I didn’t hear back from the Avianca company that day, but you can bet I was at the airport on the 20th at 9:30 am (for a 1:30-ish pm flight) standing right in the front of where the line would start, even before they set up the ropes to make the lines. I was the very first one in line, and the same man who had told me that I couldn’t board the day before, saw me, and very apologetic and sincerely, greeted me and said he would be taking care of me today.
I really liked the fact that he did not try to avoid me, or pretend he didn’t remember my situation. He pulled my flight info up even before I handed him my passport, and after a couple of minutes, he smiled and told me “You are all set. We are sorry this happened, and you are not being charged for our mistake. Please have a great flight, and I hope you will fly with us again.” (And in English. This man spoke English very well.)
That was it. No fee. I was booked right on the flight in a window seat (which is what I had originally requested) and I was acknowledged and apologized to with the utmost sincerity. There was no fake smiles, no trying to pretend I’m just one in a million people who don’t matter, nothing of the sort. They made me feel like I was there most important client they had, and that my problems were also their problems. Everything was fixed, and I was on the flight with no extra charge.

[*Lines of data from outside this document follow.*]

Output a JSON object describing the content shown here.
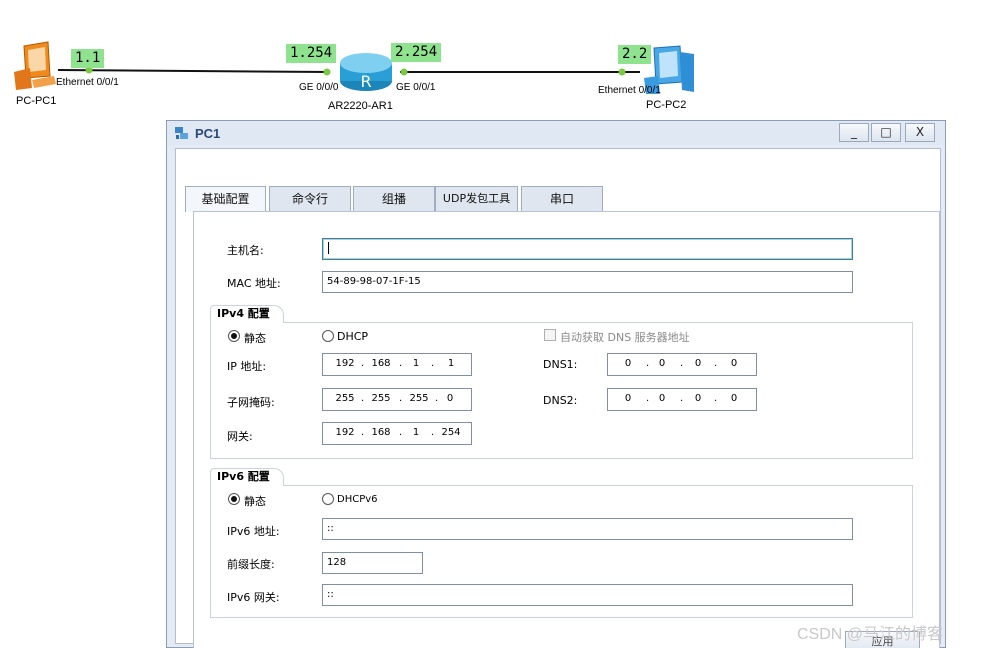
{
  "topology": {
    "pc1": {
      "name": "PC-PC1",
      "port": "Ethernet 0/0/1",
      "ip": "1.1"
    },
    "router": {
      "name": "AR2220-AR1",
      "left_port": "GE 0/0/0",
      "left_ip": "1.254",
      "right_port": "GE 0/0/1",
      "right_ip": "2.254"
    },
    "pc2": {
      "name": "PC-PC2",
      "port": "Ethernet 0/0/1",
      "ip": "2.2"
    }
  },
  "window": {
    "title": "PC1",
    "minimize": "_",
    "maximize": "□",
    "close": "X"
  },
  "tabs": [
    "基础配置",
    "命令行",
    "组播",
    "UDP发包工具",
    "串口"
  ],
  "basic": {
    "hostname_label": "主机名:",
    "hostname_value": "",
    "mac_label": "MAC 地址:",
    "mac_value": "54-89-98-07-1F-15"
  },
  "ipv4": {
    "group_title": "IPv4 配置",
    "static_label": "静态",
    "dhcp_label": "DHCP",
    "auto_dns_label": "自动获取 DNS 服务器地址",
    "ip_label": "IP 地址:",
    "ip": [
      "192",
      "168",
      "1",
      "1"
    ],
    "mask_label": "子网掩码:",
    "mask": [
      "255",
      "255",
      "255",
      "0"
    ],
    "gateway_label": "网关:",
    "gateway": [
      "192",
      "168",
      "1",
      "254"
    ],
    "dns1_label": "DNS1:",
    "dns1": [
      "0",
      "0",
      "0",
      "0"
    ],
    "dns2_label": "DNS2:",
    "dns2": [
      "0",
      "0",
      "0",
      "0"
    ]
  },
  "ipv6": {
    "group_title": "IPv6 配置",
    "static_label": "静态",
    "dhcp_label": "DHCPv6",
    "addr_label": "IPv6 地址:",
    "addr_value": "::",
    "prefix_label": "前缀长度:",
    "prefix_value": "128",
    "gateway_label": "IPv6 网关:",
    "gateway_value": "::"
  },
  "apply_label": "应用",
  "watermark": "CSDN @马江的博客",
  "colors": {
    "ip_tag": "#8fe38f",
    "link_dot": "#7ac943",
    "title_text": "#2b4a7a"
  }
}
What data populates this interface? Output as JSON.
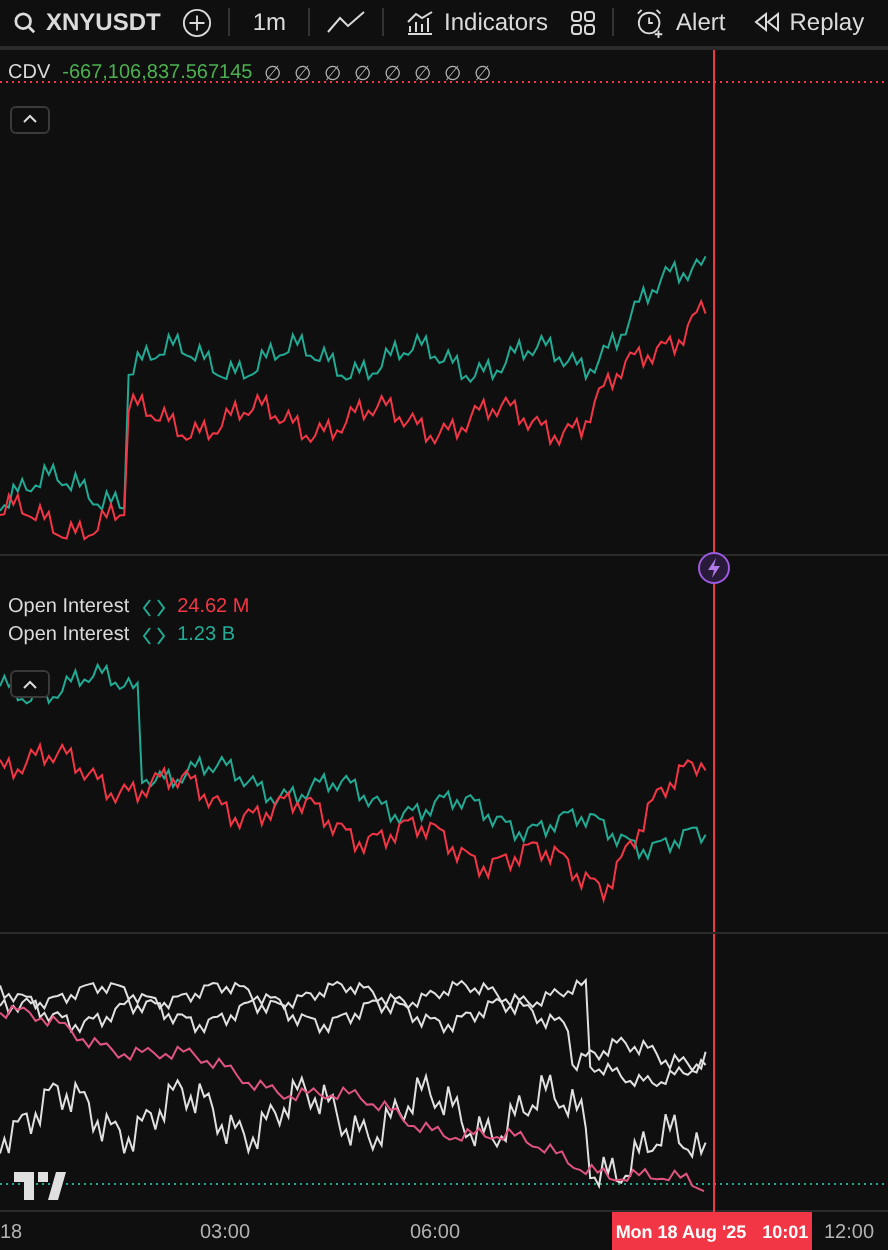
{
  "toolbar": {
    "symbol": "XNYUSDT",
    "interval": "1m",
    "indicators": "Indicators",
    "alert": "Alert",
    "replay": "Replay"
  },
  "cdv_pane": {
    "name": "CDV",
    "value": "-667,106,837.567145",
    "placeholders": [
      "∅",
      "∅",
      "∅",
      "∅",
      "∅",
      "∅",
      "∅",
      "∅"
    ]
  },
  "oi_pane": {
    "legends": [
      {
        "name": "Open Interest",
        "value": "24.62 M",
        "color": "#f23645"
      },
      {
        "name": "Open Interest",
        "value": "1.23 B",
        "color": "#22ab94"
      }
    ]
  },
  "time_axis": {
    "labels": [
      "18",
      "03:00",
      "06:00",
      "12:00"
    ],
    "crosshair_date": "Mon 18 Aug '25",
    "crosshair_time": "10:01"
  }
}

I was disappointed that I had missed working with a non-profit group in Medellin on the 20th to take Christmas photos for underprivileged and poor families. But other than that, it wasn’t a huge monetary setback. I would have had to pay for a hostel, and buy food, on the 19th no matter which country I was in. I was out a couple cab rides, but luckily that was only about $12.

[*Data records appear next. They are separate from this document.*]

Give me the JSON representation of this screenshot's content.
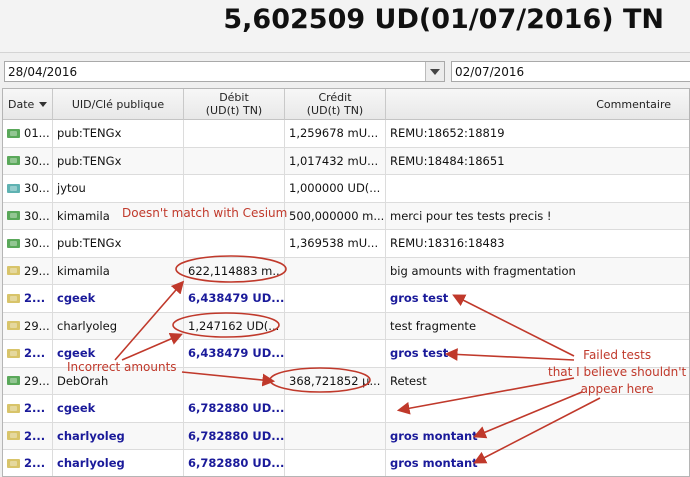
{
  "balance": "5,602509 UD(01/07/2016) TN",
  "date_from": "28/04/2016",
  "date_to": "02/07/2016",
  "columns": {
    "date": "Date",
    "uid": "UID/Clé publique",
    "debit": "Débit\n(UD(t) TN)",
    "credit": "Crédit\n(UD(t) TN)",
    "comment": "Commentaire"
  },
  "rows": [
    {
      "date": "01...",
      "uid": "pub:TENGx",
      "debit": "",
      "credit": "1,259678 mU...",
      "comment": "REMU:18652:18819",
      "icon": "green-transfer-icon",
      "bold": false
    },
    {
      "date": "30...",
      "uid": "pub:TENGx",
      "debit": "",
      "credit": "1,017432 mU...",
      "comment": "REMU:18484:18651",
      "icon": "green-transfer-icon",
      "bold": false
    },
    {
      "date": "30...",
      "uid": "jytou",
      "debit": "",
      "credit": "1,000000 UD(...",
      "comment": "",
      "icon": "teal-transfer-icon",
      "bold": false
    },
    {
      "date": "30...",
      "uid": "kimamila",
      "debit": "",
      "credit": "500,000000 m...",
      "comment": "merci pour tes tests precis !",
      "icon": "green-transfer-icon",
      "bold": false
    },
    {
      "date": "30...",
      "uid": "pub:TENGx",
      "debit": "",
      "credit": "1,369538 mU...",
      "comment": "REMU:18316:18483",
      "icon": "green-transfer-icon",
      "bold": false
    },
    {
      "date": "29...",
      "uid": "kimamila",
      "debit": "622,114883 m...",
      "credit": "",
      "comment": "big amounts with fragmentation",
      "icon": "yellow-transfer-icon",
      "bold": false
    },
    {
      "date": "2...",
      "uid": "cgeek",
      "debit": "6,438479 UD...",
      "credit": "",
      "comment": "gros test",
      "icon": "yellow-transfer-icon",
      "bold": true
    },
    {
      "date": "29...",
      "uid": "charlyoleg",
      "debit": "1,247162 UD(...",
      "credit": "",
      "comment": "test fragmente",
      "icon": "yellow-transfer-icon",
      "bold": false
    },
    {
      "date": "2...",
      "uid": "cgeek",
      "debit": "6,438479 UD...",
      "credit": "",
      "comment": "gros test",
      "icon": "yellow-transfer-icon",
      "bold": true
    },
    {
      "date": "29...",
      "uid": "DebOrah",
      "debit": "",
      "credit": "368,721852 µ...",
      "comment": "Retest",
      "icon": "green-transfer-icon",
      "bold": false
    },
    {
      "date": "2...",
      "uid": "cgeek",
      "debit": "6,782880 UD...",
      "credit": "",
      "comment": "",
      "icon": "yellow-transfer-icon",
      "bold": true
    },
    {
      "date": "2...",
      "uid": "charlyoleg",
      "debit": "6,782880 UD...",
      "credit": "",
      "comment": "gros montant",
      "icon": "yellow-transfer-icon",
      "bold": true
    },
    {
      "date": "2...",
      "uid": "charlyoleg",
      "debit": "6,782880 UD...",
      "credit": "",
      "comment": "gros montant",
      "icon": "yellow-transfer-icon",
      "bold": true
    }
  ],
  "annotations": {
    "cesium": "Doesn't match with Cesium",
    "incorrect": "Incorrect amounts",
    "failed": "Failed tests\nthat I believe shouldn't\nappear here"
  },
  "colors": {
    "annotation": "#c0392b",
    "bold_row_text": "#1a1a9a"
  }
}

And every other time; before and after, I have flown with Taca/Avianca, the workers are over the top friendly and helpful to me. Even though my Spanish is horrible and I massacre their language (I’m sorry. I’m learning it.) They always take the time to talk slow and simple, find someone who can help translate if needed. I have even been walked down the hall to where I can physically see the security gate and boarding terminal when I couldn’t totally understand what they were saying. I have always enjoyed the amazing customer service of this company, I find the planes themselves very comfortable. I always enjoy my experiences flying with them.
Things got messed up this time, but to me, they were fixed fast and satisfactory. I even decided that I was so happy with their service, that when I had to go back to Ecuador for a weekend in mid-February, I flew Taca round-trip between Medellin and Quito again.
To me its all about the customer service, and from my experience, when things do go wrong, the Avianca company customer service is above par.
What suggestions could I make to Avianca/Taca?
- I do wish they would take a look at the on the ground assistance at Quito. I still did not like having girl A tell me girl B is in charge, then girl B telling me, she is not the manager, but, ‘the girl over there’ (girl A) is the actual manager. Someone does need to be an authority at the check-in and take the responsibility of dealing with issues.
- I also wish they would do something about their pricing. The site itself is very easy to use. But I almost always booked international flights with Avianca through Orbitz. Within Colombia – booking direct with Avianca is about the same price, more or less, as it is on Orbitz, but internationally I’ve seen the Avianca website offer flights up to 1,000 dollars more than the exact same flight on Orbitz. This seems very odd to me that there is such price discrepancies. I don’t understand why.
I do like Avianca and Taca and will continue to use them when travelling in and around South America. They sometimes have some amazing deals within South American countries.
I originally wrote this review at beginning of 2012. Since then, I have flown Avianca/Taca almost exclusively within South America. They have some amazing deals within Colombia too..AND their rates include 1 checked bag per person. So if you want to fly within South America, I recommend doing so with Avianca/Taca.